Stored items:

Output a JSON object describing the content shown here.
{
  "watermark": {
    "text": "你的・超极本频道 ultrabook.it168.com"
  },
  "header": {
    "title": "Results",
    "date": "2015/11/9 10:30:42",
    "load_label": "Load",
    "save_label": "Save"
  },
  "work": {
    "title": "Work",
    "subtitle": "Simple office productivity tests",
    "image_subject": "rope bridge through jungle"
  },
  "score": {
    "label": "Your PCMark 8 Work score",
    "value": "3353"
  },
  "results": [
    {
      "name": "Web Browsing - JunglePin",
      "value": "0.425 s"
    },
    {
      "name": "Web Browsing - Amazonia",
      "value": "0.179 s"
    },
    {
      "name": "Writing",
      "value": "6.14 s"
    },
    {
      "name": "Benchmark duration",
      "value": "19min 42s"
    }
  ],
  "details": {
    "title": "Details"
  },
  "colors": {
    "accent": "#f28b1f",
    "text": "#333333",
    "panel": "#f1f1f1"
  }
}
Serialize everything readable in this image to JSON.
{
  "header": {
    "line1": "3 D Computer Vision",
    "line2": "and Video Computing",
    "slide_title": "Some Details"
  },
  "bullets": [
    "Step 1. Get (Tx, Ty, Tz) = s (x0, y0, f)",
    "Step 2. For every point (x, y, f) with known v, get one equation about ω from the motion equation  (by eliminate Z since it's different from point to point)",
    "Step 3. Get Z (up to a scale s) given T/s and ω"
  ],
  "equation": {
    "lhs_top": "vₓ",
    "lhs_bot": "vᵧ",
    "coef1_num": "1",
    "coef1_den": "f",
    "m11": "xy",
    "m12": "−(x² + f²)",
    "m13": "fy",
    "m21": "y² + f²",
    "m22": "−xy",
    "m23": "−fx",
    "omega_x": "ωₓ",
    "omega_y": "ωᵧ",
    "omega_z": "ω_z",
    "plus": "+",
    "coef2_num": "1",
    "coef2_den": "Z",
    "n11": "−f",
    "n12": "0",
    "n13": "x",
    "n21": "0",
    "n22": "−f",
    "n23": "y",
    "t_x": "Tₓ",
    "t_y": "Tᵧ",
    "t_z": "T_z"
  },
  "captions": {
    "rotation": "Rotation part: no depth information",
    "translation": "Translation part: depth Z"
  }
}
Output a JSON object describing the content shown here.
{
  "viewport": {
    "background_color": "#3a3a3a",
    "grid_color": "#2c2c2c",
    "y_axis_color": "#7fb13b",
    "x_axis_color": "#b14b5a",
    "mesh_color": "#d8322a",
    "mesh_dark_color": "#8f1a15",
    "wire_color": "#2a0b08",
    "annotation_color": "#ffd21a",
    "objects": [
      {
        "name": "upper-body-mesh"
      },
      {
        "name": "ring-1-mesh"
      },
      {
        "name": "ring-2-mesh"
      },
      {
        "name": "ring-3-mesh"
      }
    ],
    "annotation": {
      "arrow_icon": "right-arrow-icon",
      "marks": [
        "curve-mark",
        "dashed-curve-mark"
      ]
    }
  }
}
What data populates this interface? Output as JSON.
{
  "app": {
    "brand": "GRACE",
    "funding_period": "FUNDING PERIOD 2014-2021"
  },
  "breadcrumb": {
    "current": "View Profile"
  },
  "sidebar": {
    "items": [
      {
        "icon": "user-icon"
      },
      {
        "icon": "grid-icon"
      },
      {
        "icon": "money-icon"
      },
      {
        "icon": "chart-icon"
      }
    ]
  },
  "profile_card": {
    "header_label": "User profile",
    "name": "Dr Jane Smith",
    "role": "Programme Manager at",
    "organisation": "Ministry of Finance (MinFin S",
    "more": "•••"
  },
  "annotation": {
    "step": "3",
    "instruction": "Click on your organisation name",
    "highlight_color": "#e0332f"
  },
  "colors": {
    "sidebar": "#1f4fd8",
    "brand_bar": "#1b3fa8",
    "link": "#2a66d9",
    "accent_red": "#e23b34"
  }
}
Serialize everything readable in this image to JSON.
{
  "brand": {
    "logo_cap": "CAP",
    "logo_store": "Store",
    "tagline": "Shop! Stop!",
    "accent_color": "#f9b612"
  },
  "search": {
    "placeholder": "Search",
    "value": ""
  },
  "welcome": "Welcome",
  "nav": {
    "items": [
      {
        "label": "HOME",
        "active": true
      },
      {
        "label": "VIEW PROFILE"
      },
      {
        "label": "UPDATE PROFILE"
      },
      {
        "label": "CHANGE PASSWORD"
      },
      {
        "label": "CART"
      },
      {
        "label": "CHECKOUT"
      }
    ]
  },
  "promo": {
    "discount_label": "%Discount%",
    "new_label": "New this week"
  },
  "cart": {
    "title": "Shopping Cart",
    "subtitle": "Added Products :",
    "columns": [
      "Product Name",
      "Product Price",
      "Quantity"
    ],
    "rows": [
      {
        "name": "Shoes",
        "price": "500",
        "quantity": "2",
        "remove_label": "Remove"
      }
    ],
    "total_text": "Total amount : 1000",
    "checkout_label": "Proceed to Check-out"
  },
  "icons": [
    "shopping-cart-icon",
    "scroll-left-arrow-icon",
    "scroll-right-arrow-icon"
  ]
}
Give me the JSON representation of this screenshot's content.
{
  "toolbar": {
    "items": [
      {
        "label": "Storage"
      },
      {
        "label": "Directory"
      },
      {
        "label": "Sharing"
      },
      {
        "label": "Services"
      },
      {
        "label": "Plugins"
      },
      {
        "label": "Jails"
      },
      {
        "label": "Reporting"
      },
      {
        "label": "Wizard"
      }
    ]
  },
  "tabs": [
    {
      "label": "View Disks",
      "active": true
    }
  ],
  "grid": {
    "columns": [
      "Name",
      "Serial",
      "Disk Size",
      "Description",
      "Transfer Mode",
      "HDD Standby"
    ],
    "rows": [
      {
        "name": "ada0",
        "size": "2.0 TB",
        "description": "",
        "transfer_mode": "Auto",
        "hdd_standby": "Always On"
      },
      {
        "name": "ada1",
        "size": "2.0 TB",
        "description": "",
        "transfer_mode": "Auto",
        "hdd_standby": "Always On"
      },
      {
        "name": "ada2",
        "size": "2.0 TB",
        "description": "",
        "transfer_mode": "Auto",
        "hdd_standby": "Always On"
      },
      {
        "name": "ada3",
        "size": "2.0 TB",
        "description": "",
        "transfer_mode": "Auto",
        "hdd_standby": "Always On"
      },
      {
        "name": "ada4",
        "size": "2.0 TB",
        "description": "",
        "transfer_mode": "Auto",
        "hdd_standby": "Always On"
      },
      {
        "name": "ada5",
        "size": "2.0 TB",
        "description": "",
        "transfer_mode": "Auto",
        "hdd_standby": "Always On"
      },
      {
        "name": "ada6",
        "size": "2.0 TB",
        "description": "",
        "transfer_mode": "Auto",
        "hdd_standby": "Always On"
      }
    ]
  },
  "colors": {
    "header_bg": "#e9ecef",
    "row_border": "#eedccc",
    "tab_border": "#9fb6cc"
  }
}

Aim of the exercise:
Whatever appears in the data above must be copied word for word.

Written answer:
Output a JSON object describing the content shown here.
{
  "watermark": {
    "text": "你的・超极本频道 ultrabook.it168.com"
  },
  "header": {
    "title": "Results",
    "date": "2015/11/9 10:30:42",
    "load_label": "Load",
    "save_label": "Save"
  },
  "work": {
    "title": "Work",
    "subtitle": "Simple office productivity tests",
    "image_subject": "rope bridge through jungle"
  },
  "score": {
    "label": "Your PCMark 8 Work score",
    "value": "3353"
  },
  "results": [
    {
      "name": "Web Browsing - JunglePin",
      "value": "0.425 s"
    },
    {
      "name": "Web Browsing - Amazonia",
      "value": "0.179 s"
    },
    {
      "name": "Writing",
      "value": "6.14 s"
    },
    {
      "name": "Benchmark duration",
      "value": "19min 42s"
    }
  ],
  "details": {
    "title": "Details"
  },
  "colors": {
    "accent": "#f28b1f",
    "text": "#333333",
    "panel": "#f1f1f1"
  }
}
Serialize everything readable in this image to JSON.
{
  "header": {
    "line1": "3 D Computer Vision",
    "line2": "and Video Computing",
    "slide_title": "Some Details"
  },
  "bullets": [
    "Step 1. Get (Tx, Ty, Tz) = s (x0, y0, f)",
    "Step 2. For every point (x, y, f) with known v, get one equation about ω from the motion equation  (by eliminate Z since it's different from point to point)",
    "Step 3. Get Z (up to a scale s) given T/s and ω"
  ],
  "equation": {
    "lhs_top": "vₓ",
    "lhs_bot": "vᵧ",
    "coef1_num": "1",
    "coef1_den": "f",
    "m11": "xy",
    "m12": "−(x² + f²)",
    "m13": "fy",
    "m21": "y² + f²",
    "m22": "−xy",
    "m23": "−fx",
    "omega_x": "ωₓ",
    "omega_y": "ωᵧ",
    "omega_z": "ω_z",
    "plus": "+",
    "coef2_num": "1",
    "coef2_den": "Z",
    "n11": "−f",
    "n12": "0",
    "n13": "x",
    "n21": "0",
    "n22": "−f",
    "n23": "y",
    "t_x": "Tₓ",
    "t_y": "Tᵧ",
    "t_z": "T_z"
  },
  "captions": {
    "rotation": "Rotation part: no depth information",
    "translation": "Translation part: depth Z"
  }
}
Output a JSON object describing the content shown here.
{
  "viewport": {
    "background_color": "#3a3a3a",
    "grid_color": "#2c2c2c",
    "y_axis_color": "#7fb13b",
    "x_axis_color": "#b14b5a",
    "mesh_color": "#d8322a",
    "mesh_dark_color": "#8f1a15",
    "wire_color": "#2a0b08",
    "annotation_color": "#ffd21a",
    "objects": [
      {
        "name": "upper-body-mesh"
      },
      {
        "name": "ring-1-mesh"
      },
      {
        "name": "ring-2-mesh"
      },
      {
        "name": "ring-3-mesh"
      }
    ],
    "annotation": {
      "arrow_icon": "right-arrow-icon",
      "marks": [
        "curve-mark",
        "dashed-curve-mark"
      ]
    }
  }
}
What data populates this interface? Output as JSON.
{
  "app": {
    "brand": "GRACE",
    "funding_period": "FUNDING PERIOD 2014-2021"
  },
  "breadcrumb": {
    "current": "View Profile"
  },
  "sidebar": {
    "items": [
      {
        "icon": "user-icon"
      },
      {
        "icon": "grid-icon"
      },
      {
        "icon": "money-icon"
      },
      {
        "icon": "chart-icon"
      }
    ]
  },
  "profile_card": {
    "header_label": "User profile",
    "name": "Dr Jane Smith",
    "role": "Programme Manager at",
    "organisation": "Ministry of Finance (MinFin S",
    "more": "•••"
  },
  "annotation": {
    "step": "3",
    "instruction": "Click on your organisation name",
    "highlight_color": "#e0332f"
  },
  "colors": {
    "sidebar": "#1f4fd8",
    "brand_bar": "#1b3fa8",
    "link": "#2a66d9",
    "accent_red": "#e23b34"
  }
}
Serialize everything readable in this image to JSON.
{
  "brand": {
    "logo_cap": "CAP",
    "logo_store": "Store",
    "tagline": "Shop! Stop!",
    "accent_color": "#f9b612"
  },
  "search": {
    "placeholder": "Search",
    "value": ""
  },
  "welcome": "Welcome",
  "nav": {
    "items": [
      {
        "label": "HOME",
        "active": true
      },
      {
        "label": "VIEW PROFILE"
      },
      {
        "label": "UPDATE PROFILE"
      },
      {
        "label": "CHANGE PASSWORD"
      },
      {
        "label": "CART"
      },
      {
        "label": "CHECKOUT"
      }
    ]
  },
  "promo": {
    "discount_label": "%Discount%",
    "new_label": "New this week"
  },
  "cart": {
    "title": "Shopping Cart",
    "subtitle": "Added Products :",
    "columns": [
      "Product Name",
      "Product Price",
      "Quantity"
    ],
    "rows": [
      {
        "name": "Shoes",
        "price": "500",
        "quantity": "2",
        "remove_label": "Remove"
      }
    ],
    "total_text": "Total amount : 1000",
    "checkout_label": "Proceed to Check-out"
  },
  "icons": [
    "shopping-cart-icon",
    "scroll-left-arrow-icon",
    "scroll-right-arrow-icon"
  ]
}
Give me the JSON representation of this screenshot's content.
{
  "toolbar": {
    "items": [
      {
        "label": "Storage"
      },
      {
        "label": "Directory"
      },
      {
        "label": "Sharing"
      },
      {
        "label": "Services"
      },
      {
        "label": "Plugins"
      },
      {
        "label": "Jails"
      },
      {
        "label": "Reporting"
      },
      {
        "label": "Wizard"
      }
    ]
  },
  "tabs": [
    {
      "label": "View Disks",
      "active": true
    }
  ],
  "grid": {
    "columns": [
      "Name",
      "Serial",
      "Disk Size",
      "Description",
      "Transfer Mode",
      "HDD Standby"
    ],
    "rows": [
      {
        "name": "ada0",
        "size": "2.0 TB",
        "description": "",
        "transfer_mode": "Auto",
        "hdd_standby": "Always On"
      },
      {
        "name": "ada1",
        "size": "2.0 TB",
        "description": "",
        "transfer_mode": "Auto",
        "hdd_standby": "Always On"
      },
      {
        "name": "ada2",
        "size": "2.0 TB",
        "description": "",
        "transfer_mode": "Auto",
        "hdd_standby": "Always On"
      },
      {
        "name": "ada3",
        "size": "2.0 TB",
        "description": "",
        "transfer_mode": "Auto",
        "hdd_standby": "Always On"
      },
      {
        "name": "ada4",
        "size": "2.0 TB",
        "description": "",
        "transfer_mode": "Auto",
        "hdd_standby": "Always On"
      },
      {
        "name": "ada5",
        "size": "2.0 TB",
        "description": "",
        "transfer_mode": "Auto",
        "hdd_standby": "Always On"
      },
      {
        "name": "ada6",
        "size": "2.0 TB",
        "description": "",
        "transfer_mode": "Auto",
        "hdd_standby": "Always On"
      }
    ]
  },
  "colors": {
    "header_bg": "#e9ecef",
    "row_border": "#eedccc",
    "tab_border": "#9fb6cc"
  }
}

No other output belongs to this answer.